As such, the stylistic differences – even through the heavy camouflage worn at this early testing stage – look to be limited chiefly to a more rakish rear roofline and a bespoke treatment for the front grille. When it is eventually revealed, unique wheel designs, paint colours and option packs could be introduced to further differentiate the cars.
The current-generation GT is exclusively a two-seater, but with the SL adopting a pair of rear seats for the first time in several generations and direct rivals in the form of the Porsche 911 and Ferrari Roma carrying a pair of child-sized buckets in the rear, AMG could see fit to expand the cabin. It is not clear in these photos how different the GT's interior will be from that of the SL.
The GT can be expected to follow largely the same formula as its convertible sibling. It rides on the same all-new aluminium platform, claimed to boost transverse rigidity by 50%, which allows the engine and axles to be mounted lower in the chassis. It is unclear whether the GT will follow the SL in making the switch to a four-wheel-drive layout, but it is likely to use the same rear-wheel steering system for improved cornering performance, while the electronically controlled limited-slip differential could be fitted as standard.

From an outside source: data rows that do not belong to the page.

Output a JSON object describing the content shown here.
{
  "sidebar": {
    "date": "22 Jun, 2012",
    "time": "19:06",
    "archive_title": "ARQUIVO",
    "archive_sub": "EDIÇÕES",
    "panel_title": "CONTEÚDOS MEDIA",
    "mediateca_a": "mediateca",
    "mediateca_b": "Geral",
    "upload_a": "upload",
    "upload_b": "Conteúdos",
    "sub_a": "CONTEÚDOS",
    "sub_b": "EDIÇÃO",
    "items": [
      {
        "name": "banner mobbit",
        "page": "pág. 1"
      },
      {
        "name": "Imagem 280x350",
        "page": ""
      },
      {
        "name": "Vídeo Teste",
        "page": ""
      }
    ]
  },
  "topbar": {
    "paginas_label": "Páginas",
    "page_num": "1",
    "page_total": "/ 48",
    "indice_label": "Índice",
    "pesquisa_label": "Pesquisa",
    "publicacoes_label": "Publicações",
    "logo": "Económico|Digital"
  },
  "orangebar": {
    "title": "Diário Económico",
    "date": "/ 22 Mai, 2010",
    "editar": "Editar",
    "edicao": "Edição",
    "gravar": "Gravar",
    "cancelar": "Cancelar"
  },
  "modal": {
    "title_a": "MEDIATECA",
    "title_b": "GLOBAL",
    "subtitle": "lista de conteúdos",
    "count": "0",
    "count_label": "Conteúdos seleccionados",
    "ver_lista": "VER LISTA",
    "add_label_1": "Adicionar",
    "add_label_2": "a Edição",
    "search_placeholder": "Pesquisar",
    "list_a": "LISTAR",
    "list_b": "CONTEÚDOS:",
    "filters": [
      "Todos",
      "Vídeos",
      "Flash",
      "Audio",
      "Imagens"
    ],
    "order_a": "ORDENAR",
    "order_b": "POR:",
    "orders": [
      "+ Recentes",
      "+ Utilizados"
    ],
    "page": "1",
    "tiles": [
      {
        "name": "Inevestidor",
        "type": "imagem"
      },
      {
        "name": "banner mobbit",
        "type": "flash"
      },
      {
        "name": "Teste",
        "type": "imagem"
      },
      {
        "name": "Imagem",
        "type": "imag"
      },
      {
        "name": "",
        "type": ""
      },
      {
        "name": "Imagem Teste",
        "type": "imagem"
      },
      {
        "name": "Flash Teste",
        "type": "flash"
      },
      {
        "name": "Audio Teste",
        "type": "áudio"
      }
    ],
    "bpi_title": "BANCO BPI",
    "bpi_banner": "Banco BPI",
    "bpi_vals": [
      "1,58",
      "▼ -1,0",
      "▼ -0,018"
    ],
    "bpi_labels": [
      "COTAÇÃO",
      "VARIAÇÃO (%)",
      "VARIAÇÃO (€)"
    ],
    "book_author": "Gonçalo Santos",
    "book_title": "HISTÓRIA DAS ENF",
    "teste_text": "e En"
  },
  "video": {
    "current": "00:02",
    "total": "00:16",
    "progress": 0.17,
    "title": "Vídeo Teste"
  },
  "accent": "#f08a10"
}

It will also use the same twin-turbocharged 4.0-litre V8 as the two SL variants already revealed, although likely in just the more potent state of tune, with 577bhp and 590lb ft for a sub-4.0sec 0-62mph time and a top speed nudging 200mph. A plug-in hybrid GT 63e variant should follow soon after, using a variation of the 831bhp electrified V8 deployed in the new AMG GT 4-Door Coupé PHEV.